* [Instructions to follow]:
Reproduce the entries that follow exactly, dropping each image.

* [Exercise material]:
####
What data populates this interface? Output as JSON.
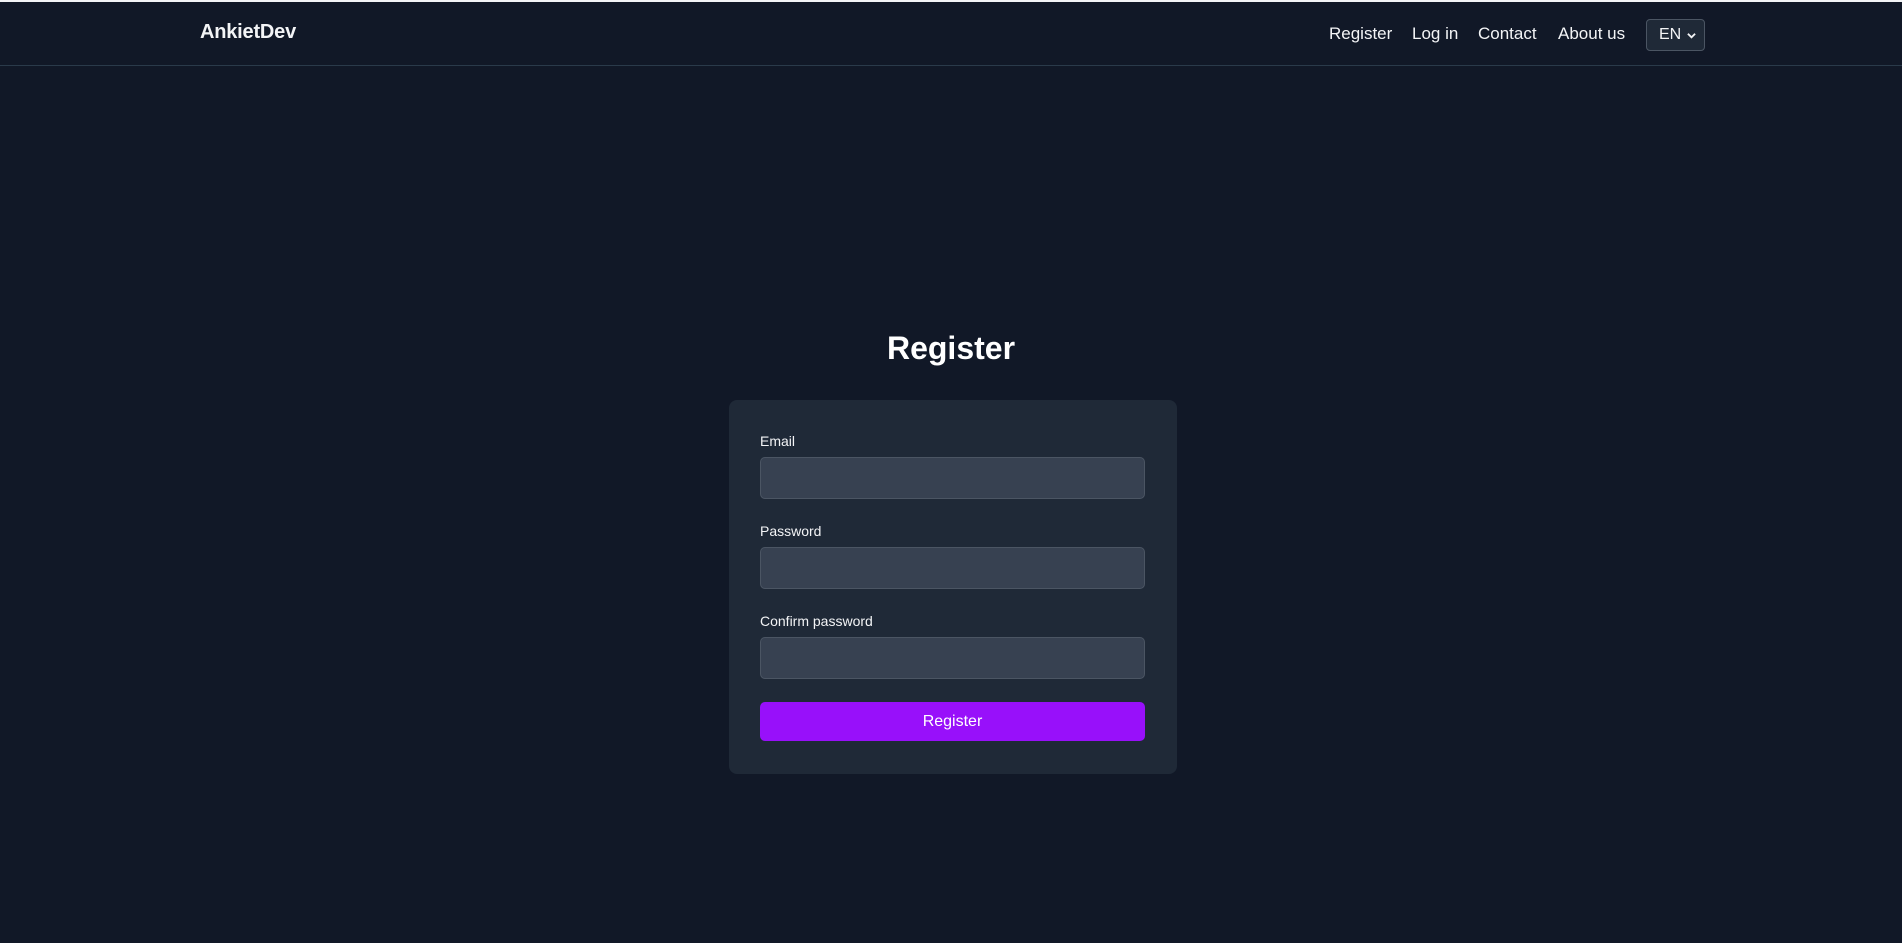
{
  "brand": "AnkietDev",
  "nav": {
    "links": [
      "Register",
      "Log in",
      "Contact",
      "About us"
    ],
    "language": "EN"
  },
  "form": {
    "title": "Register",
    "email_label": "Email",
    "email_value": "",
    "password_label": "Password",
    "password_value": "",
    "confirm_label": "Confirm password",
    "confirm_value": "",
    "submit_label": "Register"
  },
  "colors": {
    "background": "#111827",
    "card": "#1f2937",
    "input": "#374151",
    "accent": "#9810fa"
  },
  "icons": {
    "language_dropdown": "chevron-down-icon"
  }
}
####
* [Output for this exercise]:
What data populates this interface? Output as JSON.
{
  "brand": "AnkietDev",
  "nav": {
    "links": [
      "Register",
      "Log in",
      "Contact",
      "About us"
    ],
    "language": "EN"
  },
  "form": {
    "title": "Register",
    "email_label": "Email",
    "email_value": "",
    "password_label": "Password",
    "password_value": "",
    "confirm_label": "Confirm password",
    "confirm_value": "",
    "submit_label": "Register"
  },
  "colors": {
    "background": "#111827",
    "card": "#1f2937",
    "input": "#374151",
    "accent": "#9810fa"
  },
  "icons": {
    "language_dropdown": "chevron-down-icon"
  }
}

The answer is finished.